A rose by any other name would still smell as sweet. But the smell of marijuana does not smell like a rose with any conation of being as sweet or innocent. Hemp is not the marijuana we associate with the drug culture of the sixties.
Hemp is an agricultural product like corn, wheat, oats or soy. It was used in construction, lubrication, shipping, rope, string, cloth, clothing and containers since biblical times. Its development could become a leading cash crop for the Midwest agriculture. Before the advent of plastics, hemp was an agricultural product vital in winning the Second World War. Nebraska was one of the leading suppliers of industrial hemp in the United States.
Today we are in another war. It is the battle to save the planet, not from global warming, but from being buried in plastics. Plastics replaced hemp after WWII. The derivatives from hemp can again replace about 90% of the applications now filled by disposal plastic.
The Nebraska can be a large component in solving the “global plastics problem”. Five percent of all the world’s oil production is converted into plastic that is not biodegradable. The world uses 500,000 barrels of oil per day to make plastic, which never goes away, unless burned. The market value of that much oil is $10 Billion/year, not counting any environmental cost to the planet. Hemp products are durable, recyclable, sustainable, biodegradable and environmentally friendly. It is ideally suited for growing in Nebraska’s climate as well as meeting all the intellectual and financial ingredients, Nebraska can provide, for developing a sustainable economic environment.
Plastics will bury the planet if not addressed with the cost of not finding a replacement for plastics beyond calculation. Hemp could be like the oil boom of the 20th century that made states like Texas, Alaska, North Dakota or California rich.
Industrial hemp would involve every sector of Nebraska’s economy. Our schools and universities, medical centers, manufacturing, construction, financial markets, agriculture machinery and supplies, agriculture land usage and the quality of life would all benefit. Nebraska may, honestly, not be for everyone, but it has the best combination of advantages of any state in the union, if we commit to hemp.
The Nebraska Hemp Forum is sponsoring a free seminar on July 24th in Milford, NE. It will show the “diamond in the rough” opportunities for this new cash crop in Nebraska’s economy. Go to www.Midwesthempforum.com to get your free admission ticket. I am certain you will be surprised at what you will learn.

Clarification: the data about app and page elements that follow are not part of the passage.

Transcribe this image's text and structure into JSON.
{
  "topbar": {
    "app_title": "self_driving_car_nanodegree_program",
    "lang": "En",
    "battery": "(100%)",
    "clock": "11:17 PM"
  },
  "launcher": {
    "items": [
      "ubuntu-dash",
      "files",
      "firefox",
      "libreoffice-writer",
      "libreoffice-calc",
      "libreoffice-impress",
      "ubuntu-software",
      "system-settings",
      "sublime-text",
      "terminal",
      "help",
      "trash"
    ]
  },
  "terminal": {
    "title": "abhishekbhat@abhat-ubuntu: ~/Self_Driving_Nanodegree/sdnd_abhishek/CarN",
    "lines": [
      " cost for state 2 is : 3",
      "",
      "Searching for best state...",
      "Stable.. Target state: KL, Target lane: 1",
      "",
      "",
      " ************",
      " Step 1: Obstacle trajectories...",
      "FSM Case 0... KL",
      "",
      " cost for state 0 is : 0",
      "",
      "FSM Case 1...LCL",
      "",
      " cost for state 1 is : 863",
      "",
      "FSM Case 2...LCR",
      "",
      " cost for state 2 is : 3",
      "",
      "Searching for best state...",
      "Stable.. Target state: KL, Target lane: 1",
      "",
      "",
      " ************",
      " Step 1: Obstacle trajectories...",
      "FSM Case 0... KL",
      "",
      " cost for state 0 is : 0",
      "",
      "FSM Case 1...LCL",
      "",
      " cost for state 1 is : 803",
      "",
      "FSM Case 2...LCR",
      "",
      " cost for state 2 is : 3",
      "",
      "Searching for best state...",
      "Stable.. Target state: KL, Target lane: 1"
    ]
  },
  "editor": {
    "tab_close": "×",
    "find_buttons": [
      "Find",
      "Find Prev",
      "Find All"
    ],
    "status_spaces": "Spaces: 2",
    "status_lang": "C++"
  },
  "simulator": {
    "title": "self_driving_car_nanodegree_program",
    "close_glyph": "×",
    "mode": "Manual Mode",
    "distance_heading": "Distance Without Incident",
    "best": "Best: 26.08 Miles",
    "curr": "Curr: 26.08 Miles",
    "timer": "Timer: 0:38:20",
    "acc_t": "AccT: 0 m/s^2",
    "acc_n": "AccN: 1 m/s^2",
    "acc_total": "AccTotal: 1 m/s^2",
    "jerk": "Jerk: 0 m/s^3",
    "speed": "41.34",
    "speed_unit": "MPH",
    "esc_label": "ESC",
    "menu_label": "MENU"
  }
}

This is Keith Kube wishing you the best in making the world a better place.
Keith has a regular commentary on WJAG 780 radio at 7:40 on Tuesday and Thursday mornings. Check his website www.keithkube.com for past editorials.